 I have learned from my mentor myriad classroom management tips, useful restorative practice approaches, the essence of teaching, and amazing pedagogical ideas.

graduate, 2019 cohort,
San Francisco Unified School District

Resident and
mentor sitting and
exchanging smiles in
a teacher’s lounge.

Part of the community

You receive coaching from NYU Steinhardt faculty, residency directors, and on-site mentor teachers to become an active member of the school. You learn how to create a sense of community in the classroom, while building connections with families and an understanding of, and belonging to, the local community. All of this happens in parallel with the close connections being built with your fellow cohort members.

 We built this program from the ground up, and [the faculty] all agreed on starting with the ideas of building community and understanding identity.

Heather Woodley
Clinical Associate Professor of TESOL, Bilingual Education, and World Language Education

You undergo a research project during the residency year where your students take center stage. You facilitate and design the Participatory Action Research (PAR) project with your students. Residents study everything from school culture and bullying policies, to efforts that make math more fun and engaging. This project fosters your relationship with one of the most important communities in your role as an educator: your student community.

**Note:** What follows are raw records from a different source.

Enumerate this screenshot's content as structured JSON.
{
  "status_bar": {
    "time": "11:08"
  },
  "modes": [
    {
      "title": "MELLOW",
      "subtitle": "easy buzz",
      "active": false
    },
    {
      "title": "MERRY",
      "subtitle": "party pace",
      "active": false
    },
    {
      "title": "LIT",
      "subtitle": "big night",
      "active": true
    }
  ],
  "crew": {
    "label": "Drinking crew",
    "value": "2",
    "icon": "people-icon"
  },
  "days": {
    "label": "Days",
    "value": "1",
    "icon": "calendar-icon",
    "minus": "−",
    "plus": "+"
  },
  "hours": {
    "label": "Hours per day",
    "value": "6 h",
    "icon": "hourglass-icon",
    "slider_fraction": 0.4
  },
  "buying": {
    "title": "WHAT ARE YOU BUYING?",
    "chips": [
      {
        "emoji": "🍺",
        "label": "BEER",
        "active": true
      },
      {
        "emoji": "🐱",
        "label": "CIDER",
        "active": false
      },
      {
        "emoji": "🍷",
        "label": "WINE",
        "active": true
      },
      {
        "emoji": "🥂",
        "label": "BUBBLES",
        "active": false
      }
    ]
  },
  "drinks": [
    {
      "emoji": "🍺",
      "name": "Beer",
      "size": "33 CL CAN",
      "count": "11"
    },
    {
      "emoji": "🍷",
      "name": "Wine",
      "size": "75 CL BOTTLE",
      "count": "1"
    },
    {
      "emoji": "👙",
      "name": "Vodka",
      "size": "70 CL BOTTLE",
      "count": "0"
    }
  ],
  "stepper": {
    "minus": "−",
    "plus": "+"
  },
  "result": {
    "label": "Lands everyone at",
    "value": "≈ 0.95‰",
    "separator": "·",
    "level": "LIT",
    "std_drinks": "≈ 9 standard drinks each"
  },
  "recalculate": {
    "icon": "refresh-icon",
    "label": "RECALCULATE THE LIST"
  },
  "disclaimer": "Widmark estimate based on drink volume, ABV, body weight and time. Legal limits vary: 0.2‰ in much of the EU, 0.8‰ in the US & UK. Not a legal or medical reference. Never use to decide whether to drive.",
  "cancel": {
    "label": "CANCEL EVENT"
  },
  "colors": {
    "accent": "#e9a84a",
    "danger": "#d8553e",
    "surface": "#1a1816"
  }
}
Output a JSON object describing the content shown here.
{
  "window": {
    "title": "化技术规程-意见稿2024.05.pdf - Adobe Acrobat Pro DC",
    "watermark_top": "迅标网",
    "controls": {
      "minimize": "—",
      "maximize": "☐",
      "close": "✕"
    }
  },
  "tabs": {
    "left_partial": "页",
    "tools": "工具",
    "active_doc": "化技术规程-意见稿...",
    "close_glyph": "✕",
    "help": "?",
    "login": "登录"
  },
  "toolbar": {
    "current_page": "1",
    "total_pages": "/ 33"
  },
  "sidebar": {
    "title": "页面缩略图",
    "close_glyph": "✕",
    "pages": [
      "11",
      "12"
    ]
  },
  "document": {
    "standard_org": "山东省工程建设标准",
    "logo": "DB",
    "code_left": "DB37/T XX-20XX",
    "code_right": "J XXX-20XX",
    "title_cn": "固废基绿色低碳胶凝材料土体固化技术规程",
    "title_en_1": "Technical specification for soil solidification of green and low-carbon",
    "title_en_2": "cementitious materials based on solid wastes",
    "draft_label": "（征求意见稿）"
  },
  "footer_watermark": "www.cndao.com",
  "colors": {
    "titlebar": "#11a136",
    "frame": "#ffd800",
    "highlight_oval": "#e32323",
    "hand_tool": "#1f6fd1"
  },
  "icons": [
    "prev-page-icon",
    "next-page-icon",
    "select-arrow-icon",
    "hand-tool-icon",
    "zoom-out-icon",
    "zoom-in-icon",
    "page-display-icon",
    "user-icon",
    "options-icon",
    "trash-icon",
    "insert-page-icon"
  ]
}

Benefits of the Teacher Residency

  • Teacher preparedness and effectiveness using an immersive, innovative residency model
  • Online learning using state-of-the-art tools to connect practice, mentoring, and course work in a collaborative environment
  • Individual growth cultivated and guided by a web of support that includes NYU Steinhardt faculty, a cohort of peers, teaching mentors, a residency director, and in-school staff
  • Preparation to serve all learners, including emergent bilinguals and students with disabilities
  • A focus on understanding and building community with students, families, and your school

 It’s clear our goals are to absorb material in one class at a time, build strong relationships, and get increasingly comfortable with eventually becoming the lead teacher.

graduate, 2018 cohort,
Syracuse City School District

 What drew me in the most was that it was very hands-on; I could be in the classroom for the whole year. I really appreciated that you didn’t switch schools throughout the program.

graduate, 2019 cohort,
Syracuse City School District

 I’ve taken classes online, but I've never been able to go to school online. Relationships are fostered and, even though we’re all in different places, there’s a real connection established.

graduate, 2019 cohort,
Corona Norco Unified School District, CA

 I didn’t realize initially how unique the residency experience would be. Instead of only a short time in the classroom, in this extended period of time, I’ve learned so much more. I’ve changed my opinions and become more flexible in my understanding of what students need.

graduate, 2019 cohort,
Syracuse City School District

 We know that the benefits of creating a more diverse teacher workforce are widespread; they are long-lasting, and they are life-changing.

Diana Turk
Director of Teacher Education; Chair, Department of Teaching and Learning at NYU Steinhardt; Co-Director, NYU Teacher Residency

 The human element and the element of community have been so important.

graduate, 2019 cohort,
San Francisco Unified School District